By Emily Wangen
The American Association of University Professors removed the University of Iowa from its list of sanctioned institutions — a list it landed on in 2016 for flaws in the search process that resulted in the hiring of Bruce Harreld as the 21st UI president.
The group voted to lift the sanctions on June 16 at the AAUP annual meeting in Washington after its Committee on College and University Governance recommended the removal of sanctions in April. At that time, the panel noted improvements in UI shared governance.
“The AAUP only removes institutions from our censure or sanction list after careful assessment of the climate for academic freedom or shared governance at the institution,” AAUP President Rudy Fichtenbaum said in a statement. “The fact that institutions change their policies to conform to AAUP’s recommended guidelines shows that our censure and sanctions lists are effective tools for bringing about change that is necessary to ensure that higher education serves the common good.”
The organizations placed the sanctions on the UI in 2016 following Harreld’s hiring after an investigation found deviations from AAUP shared-governance standards in the presidential search.
Because the group’s bylaws require sanctions to target institutions rather than governing boards, the UI received sanctions for the state Board of Regents’ conduct.
“It’s a strange dynamic,” Harreld said in a May interview with The Daily Iowan.
RELATED: Q&A: President Harreld talks shared governance, sexual misconduct, faculty issues
The UI was the most recent of seven institutions the AAUP has sanctioned, some of which have been under the cloud for nearly 20 years or more. The organization publishes the list of institutions and reports as a way to inform others about the institution’s unsatisfactory conditions of academic government, according to its website.

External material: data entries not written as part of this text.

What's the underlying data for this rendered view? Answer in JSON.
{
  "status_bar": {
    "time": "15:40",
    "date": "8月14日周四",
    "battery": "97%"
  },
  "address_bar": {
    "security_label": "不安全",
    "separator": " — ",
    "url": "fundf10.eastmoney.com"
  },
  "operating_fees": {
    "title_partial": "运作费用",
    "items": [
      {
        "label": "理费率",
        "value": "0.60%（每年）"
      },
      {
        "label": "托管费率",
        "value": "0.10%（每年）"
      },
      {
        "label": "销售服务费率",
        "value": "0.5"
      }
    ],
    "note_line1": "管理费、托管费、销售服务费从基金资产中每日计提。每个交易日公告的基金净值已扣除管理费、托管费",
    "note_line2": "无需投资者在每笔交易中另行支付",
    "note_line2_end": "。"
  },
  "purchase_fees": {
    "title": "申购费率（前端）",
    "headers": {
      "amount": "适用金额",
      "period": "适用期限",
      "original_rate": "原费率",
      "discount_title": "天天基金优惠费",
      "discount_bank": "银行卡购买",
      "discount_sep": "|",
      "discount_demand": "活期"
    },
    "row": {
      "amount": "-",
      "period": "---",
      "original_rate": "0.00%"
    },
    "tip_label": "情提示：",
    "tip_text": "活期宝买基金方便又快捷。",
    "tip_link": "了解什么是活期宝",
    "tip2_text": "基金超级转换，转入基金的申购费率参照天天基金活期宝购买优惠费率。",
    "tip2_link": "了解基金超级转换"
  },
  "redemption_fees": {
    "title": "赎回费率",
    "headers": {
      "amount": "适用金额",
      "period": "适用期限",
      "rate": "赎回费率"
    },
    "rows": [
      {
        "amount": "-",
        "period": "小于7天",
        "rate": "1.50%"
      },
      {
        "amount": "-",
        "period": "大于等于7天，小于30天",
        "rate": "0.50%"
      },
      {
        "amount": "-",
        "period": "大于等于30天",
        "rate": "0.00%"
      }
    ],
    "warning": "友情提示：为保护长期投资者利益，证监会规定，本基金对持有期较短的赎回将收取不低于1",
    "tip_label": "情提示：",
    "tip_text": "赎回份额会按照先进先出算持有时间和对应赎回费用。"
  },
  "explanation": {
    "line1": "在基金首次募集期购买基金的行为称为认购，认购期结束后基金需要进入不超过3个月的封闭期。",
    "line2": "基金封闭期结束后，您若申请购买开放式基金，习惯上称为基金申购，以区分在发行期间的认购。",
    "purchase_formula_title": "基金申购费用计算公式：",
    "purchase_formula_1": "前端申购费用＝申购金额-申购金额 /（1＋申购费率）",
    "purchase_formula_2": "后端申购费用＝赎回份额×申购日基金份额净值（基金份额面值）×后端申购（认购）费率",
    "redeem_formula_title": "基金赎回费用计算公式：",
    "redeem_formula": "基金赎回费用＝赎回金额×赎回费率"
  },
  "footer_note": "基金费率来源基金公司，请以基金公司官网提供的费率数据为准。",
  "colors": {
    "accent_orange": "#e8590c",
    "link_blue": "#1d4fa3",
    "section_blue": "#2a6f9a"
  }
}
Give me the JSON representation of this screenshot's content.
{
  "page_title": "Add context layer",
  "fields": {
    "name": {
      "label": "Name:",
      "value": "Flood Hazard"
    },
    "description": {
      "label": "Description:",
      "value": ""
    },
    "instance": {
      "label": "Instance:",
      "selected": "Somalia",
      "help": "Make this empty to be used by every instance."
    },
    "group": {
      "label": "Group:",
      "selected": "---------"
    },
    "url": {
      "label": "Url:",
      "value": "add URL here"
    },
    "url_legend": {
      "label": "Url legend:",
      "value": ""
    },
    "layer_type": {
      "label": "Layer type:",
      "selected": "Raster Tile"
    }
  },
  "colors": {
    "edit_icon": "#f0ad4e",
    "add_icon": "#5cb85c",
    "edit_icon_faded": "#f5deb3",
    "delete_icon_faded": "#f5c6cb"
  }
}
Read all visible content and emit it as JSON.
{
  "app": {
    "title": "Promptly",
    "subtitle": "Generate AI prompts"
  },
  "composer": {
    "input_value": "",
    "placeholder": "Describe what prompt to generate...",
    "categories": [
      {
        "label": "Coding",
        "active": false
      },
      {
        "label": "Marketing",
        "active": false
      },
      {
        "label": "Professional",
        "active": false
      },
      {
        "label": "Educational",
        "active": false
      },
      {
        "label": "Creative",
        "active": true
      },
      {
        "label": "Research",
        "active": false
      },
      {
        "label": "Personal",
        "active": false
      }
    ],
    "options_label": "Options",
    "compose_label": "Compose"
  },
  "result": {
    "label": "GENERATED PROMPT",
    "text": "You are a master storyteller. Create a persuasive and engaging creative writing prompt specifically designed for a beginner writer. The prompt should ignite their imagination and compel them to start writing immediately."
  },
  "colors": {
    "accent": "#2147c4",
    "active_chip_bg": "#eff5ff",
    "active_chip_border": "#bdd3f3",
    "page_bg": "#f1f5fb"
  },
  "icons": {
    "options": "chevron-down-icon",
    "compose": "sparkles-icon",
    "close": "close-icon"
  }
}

Following the investigation, the UI created a committee to address the violations in order to be removed from the sanction list. Harreld said faculty members have led the effort to lift the sanctions and shared governance on campus has improved.
“In my view, I think we’ve taken it to, actually, a very different level and a much higher level of sharedness than on many other campuses,” he said. “… We’ve actually created a process where we’re all involved in most of the issues simultaneously, which makes it healthier, more creative …”
History Professor Katherine Tachau, the president of the UI chapter of the AAUP, said she was thrilled when the sanctions were removed.
The faculty and regents are going to have an excellent working relationship, she said, and there are also more people involved in Faculty Senate business — not only from AAUP members but from others who are not members and agree with the group’s belief in the importance of shared governance.
RELATED: University of Iowa ponders effect of AAUP sanction
Through the process, Tachau said Faculty Senate has learned how to take initiative to solve problems that affect faculty.
“There are periods in the life of every Faculty Senate when it seems that the only agenda items are listening to reports, which may be very important, but nevertheless, it’s passive,” she said. “It takes a crisis on campus often for a Senate to remember how to be active and how to put the agenda of the faculty first and foremost.”
The 2015 search process
The hiring process began shortly after then-UI President Sally Mason announced her retirement in January 2015. The search committee comprised 21 members, headed by then-UI Vice President for Medical Affairs Jean Robillard, who also served as interim president at the time.
Traditionally, UI presidential-search committees primarily include faculty members and do not contain regents. That is, until the 2006 search that ended with Mason’s hiring. The 2015 search was different — seven faculty members and three regents were part of the committee.
RELATED: Timeline of events: UI 2015 presidential-search process
In the past, faculty members on the search committee served as a conduit for faculty reaction and sentiment, and they assumed they would fulfill this role again, said the investigation report.
The search committee and a search firm worked to narrow the candidate pool down to four finalists. The committee was disbanded after the selection of the semifinalists.
Following this, the UI chapter of the AAUP conducted a survey of 442 faculty members regarding their assessment of candidates’ qualifications, using the evaluation criteria adopted by the search committee.
Responses were tabulated into an overall percentage of whether the candidate was qualified. Results released the afternoon before the regents made their decision showed faculty believed Harreld was the least qualified candidate, receiving a 2.9 percent rating.
On Sept. 3, 2015, the regents appointed Harreld as the next president.
In the days following, the UI Faculty Senate voted “no confidence” in the regents in response to their concerns regarding the search and whether their feedback was considered. Both the undergraduate and graduate/professional student governments followed the Faculty Senate’s lead later that day.
Tachau then requested an ad-hoc investigating committee be organized to assess the situation. The Faculty Senate committee examined documentation, and an AAUP representative visited campus as part of the investigation leading up to the sanction removal.